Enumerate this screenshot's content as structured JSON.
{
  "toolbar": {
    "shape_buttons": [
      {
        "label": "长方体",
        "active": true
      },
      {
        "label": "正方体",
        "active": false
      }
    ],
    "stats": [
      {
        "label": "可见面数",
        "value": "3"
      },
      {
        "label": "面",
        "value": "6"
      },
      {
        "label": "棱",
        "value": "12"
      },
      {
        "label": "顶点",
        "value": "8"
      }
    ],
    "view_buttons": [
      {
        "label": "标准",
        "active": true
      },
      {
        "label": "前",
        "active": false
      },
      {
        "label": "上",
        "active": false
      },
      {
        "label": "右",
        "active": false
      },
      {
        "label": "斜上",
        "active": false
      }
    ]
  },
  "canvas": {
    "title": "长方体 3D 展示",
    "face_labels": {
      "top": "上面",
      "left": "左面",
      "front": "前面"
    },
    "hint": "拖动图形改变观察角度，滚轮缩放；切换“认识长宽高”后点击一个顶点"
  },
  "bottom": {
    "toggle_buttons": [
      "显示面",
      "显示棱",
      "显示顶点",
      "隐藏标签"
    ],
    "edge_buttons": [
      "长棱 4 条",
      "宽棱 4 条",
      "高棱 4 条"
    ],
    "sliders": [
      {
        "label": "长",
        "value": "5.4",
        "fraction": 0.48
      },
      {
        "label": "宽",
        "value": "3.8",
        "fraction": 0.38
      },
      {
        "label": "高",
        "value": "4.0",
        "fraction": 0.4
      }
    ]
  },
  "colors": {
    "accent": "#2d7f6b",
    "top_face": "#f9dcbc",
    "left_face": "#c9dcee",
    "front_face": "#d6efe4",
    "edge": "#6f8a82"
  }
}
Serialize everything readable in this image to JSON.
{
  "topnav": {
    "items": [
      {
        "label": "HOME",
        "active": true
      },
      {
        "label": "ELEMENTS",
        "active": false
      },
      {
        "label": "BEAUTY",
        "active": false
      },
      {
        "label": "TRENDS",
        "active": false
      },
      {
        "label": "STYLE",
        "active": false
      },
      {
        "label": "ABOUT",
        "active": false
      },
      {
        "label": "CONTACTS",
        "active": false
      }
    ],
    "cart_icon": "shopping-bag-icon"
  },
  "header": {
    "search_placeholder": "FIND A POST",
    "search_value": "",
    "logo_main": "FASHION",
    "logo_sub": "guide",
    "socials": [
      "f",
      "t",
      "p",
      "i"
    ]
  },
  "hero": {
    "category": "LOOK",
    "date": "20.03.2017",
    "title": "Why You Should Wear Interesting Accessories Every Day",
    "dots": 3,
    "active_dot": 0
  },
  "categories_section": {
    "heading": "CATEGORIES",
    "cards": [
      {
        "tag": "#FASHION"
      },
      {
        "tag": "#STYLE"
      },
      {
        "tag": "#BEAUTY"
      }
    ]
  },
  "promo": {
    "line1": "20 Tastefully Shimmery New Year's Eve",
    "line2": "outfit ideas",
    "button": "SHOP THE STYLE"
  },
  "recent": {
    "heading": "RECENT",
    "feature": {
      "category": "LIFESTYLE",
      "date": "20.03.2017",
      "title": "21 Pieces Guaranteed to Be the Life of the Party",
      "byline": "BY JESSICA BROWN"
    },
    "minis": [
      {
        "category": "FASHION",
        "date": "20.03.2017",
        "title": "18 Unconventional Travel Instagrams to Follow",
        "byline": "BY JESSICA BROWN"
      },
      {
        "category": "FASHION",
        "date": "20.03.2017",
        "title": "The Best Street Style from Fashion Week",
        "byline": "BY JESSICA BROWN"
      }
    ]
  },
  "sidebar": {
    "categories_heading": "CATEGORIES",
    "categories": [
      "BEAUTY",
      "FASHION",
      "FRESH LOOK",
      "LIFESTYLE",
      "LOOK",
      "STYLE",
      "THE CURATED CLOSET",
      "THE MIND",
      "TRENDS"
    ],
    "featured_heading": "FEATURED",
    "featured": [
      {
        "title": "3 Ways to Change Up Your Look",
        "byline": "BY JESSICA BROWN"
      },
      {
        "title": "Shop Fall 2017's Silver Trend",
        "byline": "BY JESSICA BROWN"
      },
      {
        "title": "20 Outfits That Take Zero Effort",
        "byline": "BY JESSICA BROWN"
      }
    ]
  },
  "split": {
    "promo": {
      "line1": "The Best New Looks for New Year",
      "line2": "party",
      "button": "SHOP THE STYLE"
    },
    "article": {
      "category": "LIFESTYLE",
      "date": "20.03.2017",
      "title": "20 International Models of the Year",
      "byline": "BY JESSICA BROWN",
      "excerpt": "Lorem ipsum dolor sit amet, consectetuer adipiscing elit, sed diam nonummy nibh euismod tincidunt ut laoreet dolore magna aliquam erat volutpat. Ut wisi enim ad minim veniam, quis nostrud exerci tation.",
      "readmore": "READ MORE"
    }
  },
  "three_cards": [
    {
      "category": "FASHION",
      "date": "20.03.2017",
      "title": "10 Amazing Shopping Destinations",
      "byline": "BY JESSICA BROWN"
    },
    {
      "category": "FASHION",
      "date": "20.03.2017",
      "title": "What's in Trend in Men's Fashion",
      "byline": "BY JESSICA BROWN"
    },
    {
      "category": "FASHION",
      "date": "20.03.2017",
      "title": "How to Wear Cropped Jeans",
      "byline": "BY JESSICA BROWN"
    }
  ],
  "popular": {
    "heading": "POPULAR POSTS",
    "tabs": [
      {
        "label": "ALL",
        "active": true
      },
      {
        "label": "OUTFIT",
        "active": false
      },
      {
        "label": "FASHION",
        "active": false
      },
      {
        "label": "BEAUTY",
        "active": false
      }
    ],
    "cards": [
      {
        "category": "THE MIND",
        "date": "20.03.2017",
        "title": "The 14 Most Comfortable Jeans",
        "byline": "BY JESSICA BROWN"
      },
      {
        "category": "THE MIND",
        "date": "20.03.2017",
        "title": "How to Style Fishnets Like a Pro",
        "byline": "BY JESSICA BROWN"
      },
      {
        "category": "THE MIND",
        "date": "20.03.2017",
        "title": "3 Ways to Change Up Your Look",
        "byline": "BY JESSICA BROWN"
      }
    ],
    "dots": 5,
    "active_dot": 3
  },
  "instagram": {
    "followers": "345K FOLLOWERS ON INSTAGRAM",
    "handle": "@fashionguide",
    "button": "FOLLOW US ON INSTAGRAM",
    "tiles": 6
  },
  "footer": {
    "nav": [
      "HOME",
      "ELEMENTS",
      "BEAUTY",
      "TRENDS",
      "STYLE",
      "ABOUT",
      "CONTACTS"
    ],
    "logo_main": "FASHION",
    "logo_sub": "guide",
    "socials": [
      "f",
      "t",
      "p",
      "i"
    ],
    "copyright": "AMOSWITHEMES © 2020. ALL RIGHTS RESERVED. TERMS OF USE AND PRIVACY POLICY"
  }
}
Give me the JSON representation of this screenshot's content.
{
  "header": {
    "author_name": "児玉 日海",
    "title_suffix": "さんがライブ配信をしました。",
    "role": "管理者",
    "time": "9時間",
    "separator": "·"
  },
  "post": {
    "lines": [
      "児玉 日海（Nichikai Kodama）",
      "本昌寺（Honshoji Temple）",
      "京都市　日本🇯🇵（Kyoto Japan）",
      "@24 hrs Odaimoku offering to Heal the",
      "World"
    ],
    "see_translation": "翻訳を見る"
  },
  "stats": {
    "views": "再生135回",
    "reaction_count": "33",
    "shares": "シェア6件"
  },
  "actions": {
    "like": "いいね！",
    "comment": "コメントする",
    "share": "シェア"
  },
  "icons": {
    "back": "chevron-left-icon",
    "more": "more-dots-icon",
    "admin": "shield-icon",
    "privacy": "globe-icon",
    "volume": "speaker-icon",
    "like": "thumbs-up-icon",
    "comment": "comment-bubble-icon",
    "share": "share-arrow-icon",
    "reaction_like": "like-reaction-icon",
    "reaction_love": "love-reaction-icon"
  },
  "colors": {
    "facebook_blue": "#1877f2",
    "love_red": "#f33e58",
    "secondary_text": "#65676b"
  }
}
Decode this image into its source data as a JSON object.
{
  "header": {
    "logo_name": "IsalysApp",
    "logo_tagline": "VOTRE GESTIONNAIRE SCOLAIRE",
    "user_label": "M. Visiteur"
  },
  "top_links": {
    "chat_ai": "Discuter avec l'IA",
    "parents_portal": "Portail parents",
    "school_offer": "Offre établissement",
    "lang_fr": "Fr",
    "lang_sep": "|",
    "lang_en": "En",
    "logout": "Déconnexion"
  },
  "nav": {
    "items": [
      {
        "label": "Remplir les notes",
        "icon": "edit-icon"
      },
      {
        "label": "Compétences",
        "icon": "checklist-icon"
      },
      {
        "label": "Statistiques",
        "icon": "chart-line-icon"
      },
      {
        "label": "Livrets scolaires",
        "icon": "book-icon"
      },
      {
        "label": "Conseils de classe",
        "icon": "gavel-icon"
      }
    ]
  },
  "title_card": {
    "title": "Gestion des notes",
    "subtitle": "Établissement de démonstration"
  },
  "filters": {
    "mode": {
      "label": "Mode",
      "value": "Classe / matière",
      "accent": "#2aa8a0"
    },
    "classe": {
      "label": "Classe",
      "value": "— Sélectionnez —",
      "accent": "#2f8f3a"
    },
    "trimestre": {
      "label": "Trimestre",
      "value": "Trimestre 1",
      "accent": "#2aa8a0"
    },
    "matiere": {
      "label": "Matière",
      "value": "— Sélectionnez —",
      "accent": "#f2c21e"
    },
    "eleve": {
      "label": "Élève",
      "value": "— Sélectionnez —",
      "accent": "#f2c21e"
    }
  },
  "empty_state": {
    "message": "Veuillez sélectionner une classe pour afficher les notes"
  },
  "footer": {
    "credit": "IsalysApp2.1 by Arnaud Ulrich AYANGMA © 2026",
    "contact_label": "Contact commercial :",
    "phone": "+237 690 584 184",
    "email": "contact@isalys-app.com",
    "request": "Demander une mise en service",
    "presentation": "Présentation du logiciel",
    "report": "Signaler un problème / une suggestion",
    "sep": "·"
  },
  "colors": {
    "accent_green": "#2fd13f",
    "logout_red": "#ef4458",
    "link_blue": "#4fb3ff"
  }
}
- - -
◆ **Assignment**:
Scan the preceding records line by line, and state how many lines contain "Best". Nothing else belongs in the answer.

◆ **Task output**:
2